Domestic abuse – help is out there
With calls to the National Domestic Abuse helpline up by 80% in June as restrictions ease, there is a surge in people seeking refuge places to escape their abusers. Family Solicitor, Simon Walker discusses the rise in allegations of domestic abuse or controlling coercive behaviour and where to go for help if you need it.
Domestic abuse can take many forms and does not necessarily have to include physical violence. It is a pattern of behaviour on the part of the abuser designed to control a partner. It can happen at any point in a relationship and ranges from verbal to serious acts of physical violence.
At a time when we are all faced with uncertainty about our future it is important to recognise that domestic abuse is never acceptable and not the fault of the person who is experiencing it, it is a crime.
Where to seek help?

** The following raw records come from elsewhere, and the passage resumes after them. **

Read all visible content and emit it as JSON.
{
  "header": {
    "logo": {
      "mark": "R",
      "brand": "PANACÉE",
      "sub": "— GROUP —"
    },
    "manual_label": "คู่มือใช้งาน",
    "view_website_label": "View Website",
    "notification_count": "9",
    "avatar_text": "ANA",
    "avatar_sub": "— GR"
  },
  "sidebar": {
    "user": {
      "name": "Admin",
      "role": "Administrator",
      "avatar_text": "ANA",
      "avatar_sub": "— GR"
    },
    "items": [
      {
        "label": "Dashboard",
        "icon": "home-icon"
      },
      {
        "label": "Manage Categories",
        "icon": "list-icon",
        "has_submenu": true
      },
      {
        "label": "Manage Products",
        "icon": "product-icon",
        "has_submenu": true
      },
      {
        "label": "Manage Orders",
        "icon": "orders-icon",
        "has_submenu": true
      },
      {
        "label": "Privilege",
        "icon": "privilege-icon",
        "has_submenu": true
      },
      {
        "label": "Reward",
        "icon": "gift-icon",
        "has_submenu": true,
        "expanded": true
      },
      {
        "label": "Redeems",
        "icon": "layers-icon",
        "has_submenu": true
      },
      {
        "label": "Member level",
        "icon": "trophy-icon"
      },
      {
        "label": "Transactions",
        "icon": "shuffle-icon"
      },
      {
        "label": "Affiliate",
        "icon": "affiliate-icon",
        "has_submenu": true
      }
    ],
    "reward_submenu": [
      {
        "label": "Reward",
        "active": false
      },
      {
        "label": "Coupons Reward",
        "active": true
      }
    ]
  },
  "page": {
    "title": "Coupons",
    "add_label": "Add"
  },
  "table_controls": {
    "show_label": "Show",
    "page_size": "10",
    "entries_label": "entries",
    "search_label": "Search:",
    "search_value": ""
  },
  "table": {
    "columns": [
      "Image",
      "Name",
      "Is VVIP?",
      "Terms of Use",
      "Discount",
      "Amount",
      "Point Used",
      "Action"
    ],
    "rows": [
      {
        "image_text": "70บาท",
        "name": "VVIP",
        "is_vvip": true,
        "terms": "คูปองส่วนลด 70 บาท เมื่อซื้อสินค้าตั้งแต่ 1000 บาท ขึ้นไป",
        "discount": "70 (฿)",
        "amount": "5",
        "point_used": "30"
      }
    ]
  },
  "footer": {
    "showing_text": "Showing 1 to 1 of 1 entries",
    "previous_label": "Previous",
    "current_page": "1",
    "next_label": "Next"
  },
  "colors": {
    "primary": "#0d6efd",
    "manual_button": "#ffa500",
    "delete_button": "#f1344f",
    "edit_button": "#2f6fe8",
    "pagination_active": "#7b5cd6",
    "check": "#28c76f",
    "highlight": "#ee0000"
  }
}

Details of the support available can be accessed on www.gov.uk and include the following:
- Refuge – telephone: 0808 2000 247
- Respect Men’s Advice Line –telephone 0808 8010 327
- Galop, an LGBT+ domestic abuse service – telephone 0800 9995428
- Respect, a helpline for men and women who are harming their partners – telephone 0808 802 4040
If you are self-isolating with a perpetrator and worried about calling, The National Domestic Abuse Helpline has an online contact form or live chat function to enable you to make contact more discreetly.
How can we help?
While seeking legal advice and protection from the courts can seem daunting for most, we can provide confidential legal advice to help you understand the options available to you to ensure your safety.
One size does not fit all, but an understanding of your options of will enable you to make an informed decision about your future. There are two types of Court orders which provide protection and we can advise you which one is right for your particular situation.
A non-molestation order – prevents your partner, former partner or associated person from being violent or threatening violence towards you or any children. It also prevents intimidation, harassment and pestering (including in-person or remotely by letter, email, phone or social media) so as to ensure your – and your children’s – safety.
Under recent changes to the law, breaching a non-molestation order is now a criminal offence and a power of arrest is automatically attached to the injunction, meaning your abuser can be arrested simply for breaching the injunction without needing to have committed any other criminal activity.
An occupation order – defines who can live in the family home. It can also prevent your abuser from being in the surrounding area. You can also get an occupation order if you have left home because of violent behaviour but want to return without your abuser living there.